The time was the 1980s. The place was Wall Street. The game was called Liar’s Poker. Michael Lewis was fresh out of Princeton and the London School of Economics when he landed a job at Salomon Brothers, one of Wall Street’s premier investment firms. During the next three years, Lewis rose from callow trainee to bond salesman, raking in millions for the firm and cashing in on a modern-day gold rush. Liar’s Poker is the culmination of those heady, frenzied years—a behind-the-scenes look at a unique and turbulent time in American business. From the frat-boy camaraderie of the forty-first-floor trading room to the killer instinct that made ambitious young men gamble everything on a high-stakes game of bluffing and deception, here is Michael Lewis’s knowing and hilarious insider’s account of an unprecedented era of greed, gluttony, and outrageous fortune.

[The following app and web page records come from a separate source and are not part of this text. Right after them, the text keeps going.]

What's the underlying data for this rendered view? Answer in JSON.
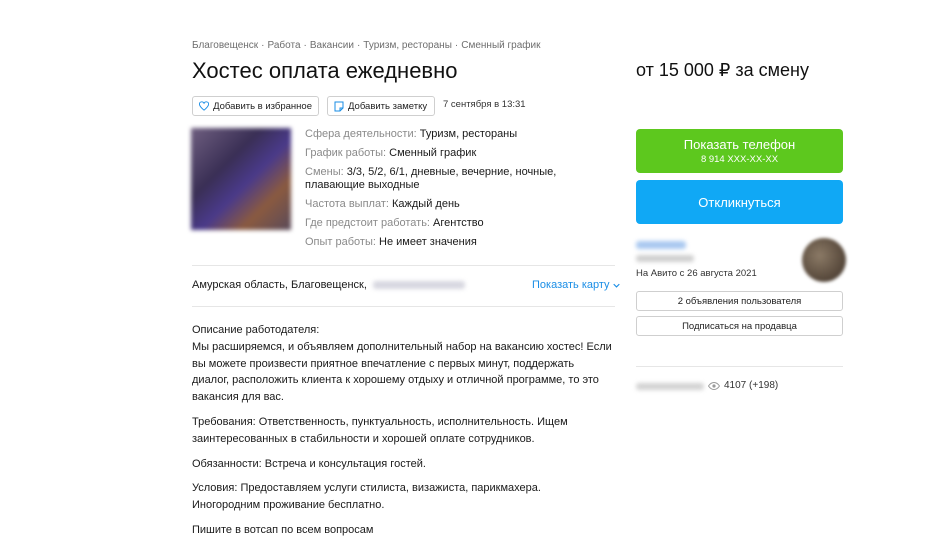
{
  "breadcrumb": [
    "Благовещенск",
    "Работа",
    "Вакансии",
    "Туризм, рестораны",
    "Сменный график"
  ],
  "breadcrumb_sep": "·",
  "title": "Хостес оплата ежедневно",
  "price": "от 15 000 ₽ за смену",
  "actions": {
    "favorite_label": "Добавить в избранное",
    "note_label": "Добавить заметку",
    "date": "7 сентября в 13:31"
  },
  "params": [
    {
      "key": "Сфера деятельности:",
      "value": "Туризм, рестораны"
    },
    {
      "key": "График работы:",
      "value": "Сменный график"
    },
    {
      "key": "Смены:",
      "value": "3/3, 5/2, 6/1, дневные, вечерние, ночные, плавающие выходные"
    },
    {
      "key": "Частота выплат:",
      "value": "Каждый день"
    },
    {
      "key": "Где предстоит работать:",
      "value": "Агентство"
    },
    {
      "key": "Опыт работы:",
      "value": "Не имеет значения"
    }
  ],
  "location": {
    "address": "Амурская область, Благовещенск,",
    "map_link": "Показать карту"
  },
  "description": [
    "Описание работодателя:\nМы расширяемся, и объявляем дополнительный набор на вакансию хостес! Если вы можете произвести приятное впечатление с первых минут, поддержать диалог, расположить клиента к хорошему отдыху и отличной программе, то это вакансия для вас.",
    "Требования: Ответственность, пунктуальность, исполнительность. Ищем заинтересованных в стабильности и хорошей оплате сотрудников.",
    "Обязанности: Встреча и консультация гостей.",
    "Условия: Предоставляем услуги стилиста, визажиста, парикмахера. Иногородним проживание бесплатно.",
    "Пишите в вотсап по всем вопросам"
  ],
  "sidebar": {
    "phone_button": "Показать телефон",
    "phone_masked": "8 914 XXX-XX-XX",
    "respond_button": "Откликнуться",
    "seller_since": "На Авито с 26 августа 2021",
    "seller_ads_button": "2 объявления пользователя",
    "subscribe_button": "Подписаться на продавца",
    "views": "4107 (+198)"
  },
  "colors": {
    "phone_button": "#5dc81e",
    "respond_button": "#10a8f5",
    "link": "#1a8ee6"
  }
}
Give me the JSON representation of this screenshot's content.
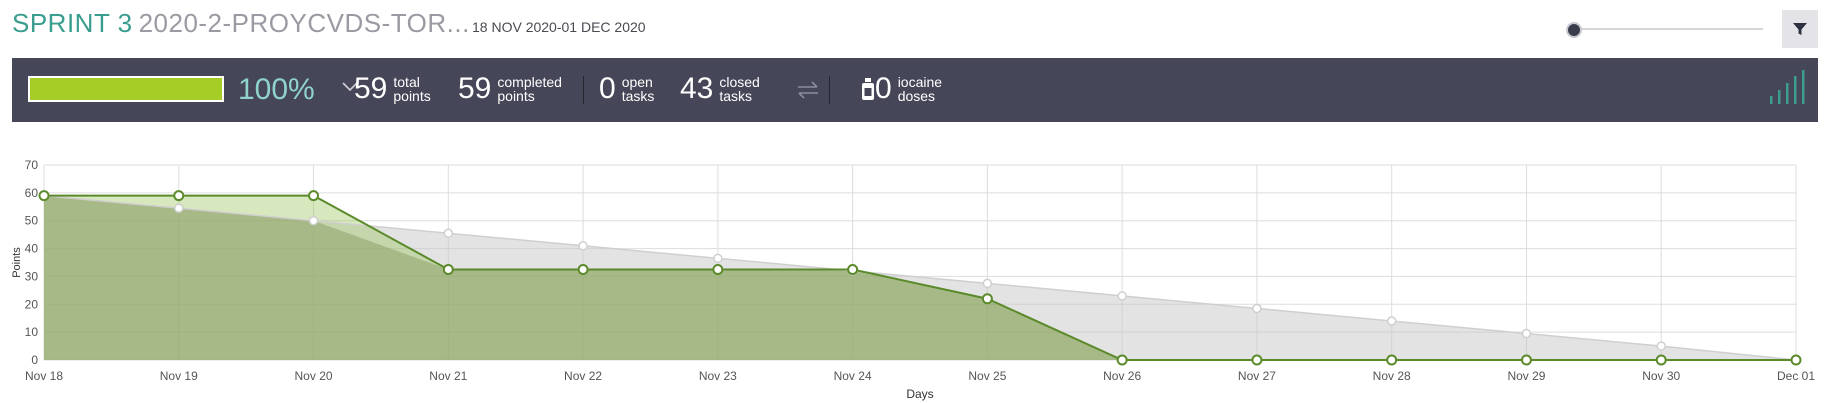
{
  "header": {
    "sprint_label": "SPRINT 3",
    "project_label": "2020-2-PROYCVDS-TOR...",
    "dates": "18 NOV 2020-01 DEC 2020",
    "filter_icon": "filter-icon"
  },
  "summary": {
    "progress": 1.0,
    "percent": "100%",
    "total_points": "59",
    "total_points_label_1": "total",
    "total_points_label_2": "points",
    "completed_points": "59",
    "completed_points_label_1": "completed",
    "completed_points_label_2": "points",
    "open_tasks": "0",
    "open_tasks_label_1": "open",
    "open_tasks_label_2": "tasks",
    "closed_tasks": "43",
    "closed_tasks_label_1": "closed",
    "closed_tasks_label_2": "tasks",
    "iocaine": "0",
    "iocaine_label_1": "iocaine",
    "iocaine_label_2": "doses",
    "colors": {
      "bar": "#454657",
      "progress": "#a6cc26",
      "percent": "#8fd3cb"
    }
  },
  "chart_data": {
    "type": "area",
    "xlabel": "Days",
    "ylabel": "Points",
    "ylim": [
      0,
      70
    ],
    "yticks": [
      0,
      10,
      20,
      30,
      40,
      50,
      60,
      70
    ],
    "categories": [
      "Nov 18",
      "Nov 19",
      "Nov 20",
      "Nov 21",
      "Nov 22",
      "Nov 23",
      "Nov 24",
      "Nov 25",
      "Nov 26",
      "Nov 27",
      "Nov 28",
      "Nov 29",
      "Nov 30",
      "Dec 01"
    ],
    "grid": true,
    "series": [
      {
        "values": [
          59,
          54.5,
          50,
          45.5,
          41,
          36.5,
          32,
          27.5,
          23,
          18.5,
          14,
          9.5,
          5,
          0
        ],
        "color": "#c8c8c8"
      },
      {
        "values": [
          59,
          59,
          59,
          32.5,
          32.5,
          32.5,
          32.5,
          22,
          0,
          0,
          0,
          0,
          0,
          0
        ],
        "color": "#5a8a2a"
      }
    ]
  }
}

A powerful analysis of why lies and falsehoods spread so rapidly now, and how we can reform our laws and policies regarding speech to alleviate the problem. Lying has been with us from time immemorial. Yet today is different-and in many respects worse. All over the world, people are circulating damaging lies, and these falsehoods are amplified as never before through powerful social media platforms that reach billions. Liars are saying that COVID-19 is a hoax. They are claiming that vaccines cause autism. They are lying about public officials and about people who aspire to high office. They are lying about their friends and neighbors. They are trying to sell products on the basis of untruths. Unfriendly governments, including Russia, are circulating lies in order to destabilize other nations, including the United Kingdom and the United States. In the face of those problems, the renowned legal scholar Cass Sunstein probes the fundamental question of how we can deter lies while also protecting freedom of speech. To be sure, we cannot eliminate lying, nor should we try to do so. Sunstein shows why free societies must generally allow falsehoods and lies, which cannot and should not be excised from democratic debate. A main reason is that we cannot trust governments to make unbiased judgments about what counts as "fake news." However, governments should have the power to regulate specific kinds of falsehoods: those that genuinely endanger health, safety, and the capacity of the public to govern itself. Sunstein also suggests that private institutions, such as Facebook and Twitter, have a great deal of room to stop the spread of falsehoods, and they should be exercising their authority far more than they are now doing. As Sunstein contends, we are allowing far too many lies, including those that both threaten public health and undermine the foundations of democracy itself.